The standard argument against overt and systemic sexist photography populating magazine covers and in music videos and film and, in fact, the sexist costumes and poses comic book superheroes are subjected to, is that it is pushed upon us and caters to the lowest common denominator: the 14- year-old boy who resides in all men.
The idea being that if Hollywood and the media stopped posing women in sexist, uncomfortable poses and then photoshopping out the less thin parts, things would be less marginalizing. Women will feel less required to look the way these models look, men would stop thinking that women are simply porn stars in regular clothing and equal treatment might become a reality, or at least closer to a reality.
The simplistic idea is: society apes what it sees. If society sees young black men consistently portrayed as criminals, then it is the exception when someone meets a young black man who is not a criminal.
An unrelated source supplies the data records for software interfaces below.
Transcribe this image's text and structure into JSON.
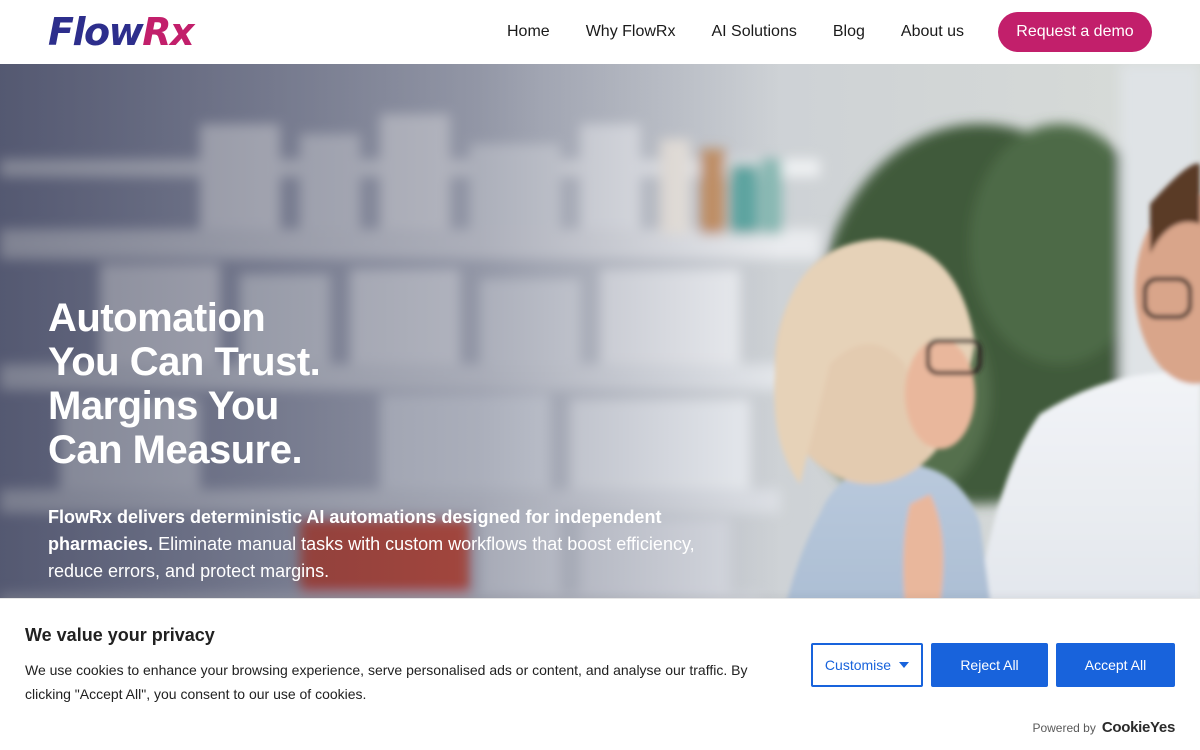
{
  "header": {
    "logo": {
      "part1": "Flow",
      "part2": "Rx"
    },
    "nav": [
      "Home",
      "Why FlowRx",
      "AI Solutions",
      "Blog",
      "About us"
    ],
    "cta": "Request a demo"
  },
  "hero": {
    "title_lines": [
      "Automation",
      "You Can Trust.",
      "Margins You",
      "Can Measure."
    ],
    "desc_bold": "FlowRx delivers deterministic AI automations designed for independent pharmacies.",
    "desc_rest": " Eliminate manual tasks with custom workflows that boost efficiency, reduce errors, and protect margins."
  },
  "cookie": {
    "title": "We value your privacy",
    "text": "We use cookies to enhance your browsing experience, serve personalised ads or content, and analyse our traffic. By clicking \"Accept All\", you consent to our use of cookies.",
    "customise": "Customise",
    "reject": "Reject All",
    "accept": "Accept All",
    "powered_by": "Powered by",
    "powered_logo": "CookieYes"
  },
  "colors": {
    "brand_primary": "#2d2e8c",
    "brand_accent": "#c21f6b",
    "cookie_button": "#1863dc"
  },
  "icons": {
    "customise_caret": "caret-down-icon"
  }
}
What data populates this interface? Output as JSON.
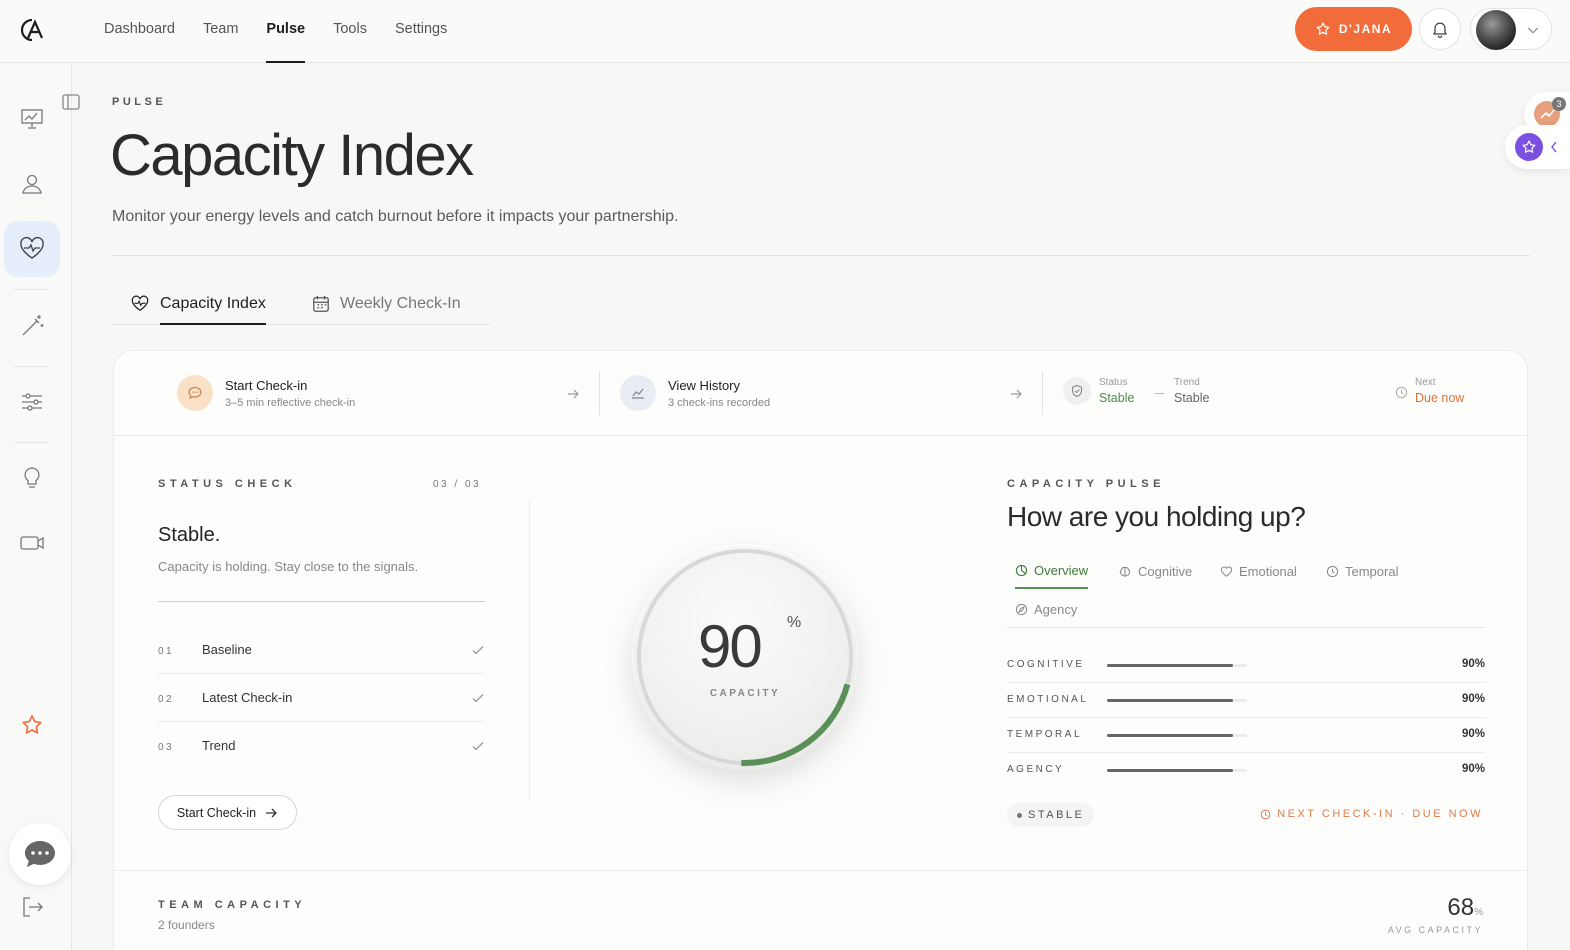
{
  "topbar": {
    "nav": [
      "Dashboard",
      "Team",
      "Pulse",
      "Tools",
      "Settings"
    ],
    "active_nav": "Pulse",
    "user_button_label": "D'JANA",
    "brand_color": "#f26b3a"
  },
  "rail": {
    "icons": [
      "presentation-chart-icon",
      "user-icon",
      "heart-pulse-icon",
      "magic-wand-icon",
      "sliders-icon",
      "lightbulb-icon",
      "video-icon",
      "star-icon",
      "chat-icon",
      "logout-icon"
    ],
    "active": "heart-pulse-icon"
  },
  "header": {
    "eyebrow": "PULSE",
    "title": "Capacity Index",
    "subtitle": "Monitor your energy levels and catch burnout before it impacts your partnership."
  },
  "tabs": [
    {
      "label": "Capacity Index",
      "active": true
    },
    {
      "label": "Weekly Check-In",
      "active": false
    }
  ],
  "actionbar": {
    "start": {
      "title": "Start Check-in",
      "sub": "3–5 min reflective check-in"
    },
    "history": {
      "title": "View History",
      "sub": "3 check-ins recorded"
    },
    "status": {
      "label": "Status",
      "value": "Stable"
    },
    "trend": {
      "label": "Trend",
      "value": "Stable"
    },
    "next": {
      "label": "Next",
      "value": "Due now"
    }
  },
  "status_check": {
    "label": "STATUS CHECK",
    "step": "03 / 03",
    "heading": "Stable.",
    "text": "Capacity is holding. Stay close to the signals.",
    "steps": [
      {
        "num": "01",
        "name": "Baseline"
      },
      {
        "num": "02",
        "name": "Latest Check-in"
      },
      {
        "num": "03",
        "name": "Trend"
      }
    ],
    "button": "Start Check-in"
  },
  "dial": {
    "value": "90",
    "unit": "%",
    "label": "CAPACITY",
    "accent_color": "#5b8f58"
  },
  "pulse": {
    "label": "CAPACITY PULSE",
    "heading": "How are you holding up?",
    "tabs": [
      "Overview",
      "Cognitive",
      "Emotional",
      "Temporal",
      "Agency"
    ],
    "active_tab": "Overview",
    "metrics": [
      {
        "name": "COGNITIVE",
        "value": "90%",
        "fraction": 0.9
      },
      {
        "name": "EMOTIONAL",
        "value": "90%",
        "fraction": 0.9
      },
      {
        "name": "TEMPORAL",
        "value": "90%",
        "fraction": 0.9
      },
      {
        "name": "AGENCY",
        "value": "90%",
        "fraction": 0.9
      }
    ],
    "status_pill": "STABLE",
    "next_checkin": "NEXT CHECK-IN · DUE NOW"
  },
  "team": {
    "label": "TEAM CAPACITY",
    "sub": "2 founders",
    "avg_value": "68",
    "avg_unit": "%",
    "avg_label": "AVG CAPACITY"
  },
  "floating": {
    "badge_count": "3"
  }
}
If society is presented with images of Muslim men and women exclusively engaged in terrorist activities, then anyone Muslim (or Muslim looking) is deemed a terrorist. If women are routinely seen as sex objects, evaluated strictly by their youthful bouncing tits and twerkable asses, then any woman not posed for immediate sexual gratification is considered abnormal and wrong. But we aren't that gullible, are we?
Or... maybe we are exactly that gullible. In fact, it isn't just the dudes who are that gullible, it's the ladies as well. Turns out that both men and women are aping the overtly ridiculous I'm Ready for My Humping poses that so many criticize female superheroes of being subjected to, in spite of the fact that female superheroes are, in fact, fictional. Turns out that, for all of the feminist objections to objectification, lots of women don't give a shit in an effort to snag a date via Instagram by way of Match.com. Turns out that selfies are as ridiculously pornographic as, well, porn.
Selfies are a representation of how we want to be seen and it seems that our selfies look exactly like the sex-infused advertising we despise. So which is it, the chicken or the egg? Much of what we know about propaganda and media indicates that it is, indeed, the chicken (ie. the representation of ideas repeated endlessly until we all just believe what it is the advertisers want us to swallow).
“It would not be impossible to prove with sufficient repetition and a psychological understanding of the people concerned that a square is in fact a circle. They are mere words, and words can be molded until they clothe ideas and disguise.” ― Joseph Goebbels
"They are mere words..." We are a modern society lead more by images than words at this point. Memes, YouTube videos, selfies, animated GIFs. We are certainly the most narcissistic bunch of navel gazing assholes the monkey farm has ever produced—social media and our desperation to be heard amid the din of billions of status updates about food we ate and movies we saw has made each and every one of us so goddamned fascinated with ourselves it's hard to imagine being interested in anyone else. When I see Rage Profiteers post anger-filled screeds about the horrific racism in America alongside with articles about ghosting, and looking for love, or when fiscal conservatives post a status about the love of Jesus just before defending the defunding of Food Stamps, I find both perspectives somehow less than.
One thing is certain: Goebbels was right. Repeat bullshit enough and to enough people and they'll buy freaking anything.
• Trickle Down Economics
• Following your dreams will eventually lead to financial stability
• The media is biased against the GOP
• A burrito is not just a taco encased in a tortilla
Pop culture has power—don't fool yourself into thinking it doesn't. For all of the intense activism behind getting the G to finally legalize marriage for all citizens, it was Ellen and Six Feet Under and Doctor Who that tipped the vast middle of the population to see Gay as non-threatening and just like their sons and daughters and brother and sisters. It was pop culture that moved that scary, homophobic needle away from the red zone and made it possible for the Supremes to grant access to the institution of marriage to Adam and Steve.
It was Morgan Freeman and Dennis Haybert who showed Americans in the Heartland what a black president would look like years before we actually elected a black president (and Bill Clinton was not our first black president).
Sidney Poitier had as much to do with the Civil Rights Act in the late sixties as Martin Luther King ("They call me Mr. Tibbs" was a demand for respect that resonated with millions.) This is why including portrayals of black men and black women in popular films and television is not just important, it's fucking crucial. While there are a handful of serious activists out there, marching and writing op eds and boycotting businesses, it will be John Boyega and Lupita Nyong'o and Chadwick Boseman who will be slowly winning over that huge section of Americans who haven't even heard of #BlackLivesMatter. It will be Rey and Wonder Woman who inspires little girls that being objectified and paid less is not the way to go.
Goebbels was right and the power of repetitive media can be used for good ideas as well as selling us a fucking bowl of fried chicken and mashed potatoes and cheese. Good Ideas might not be a sexy as the sorority squat but things like feminism, equality, and justice look mighty good on a t-shirt.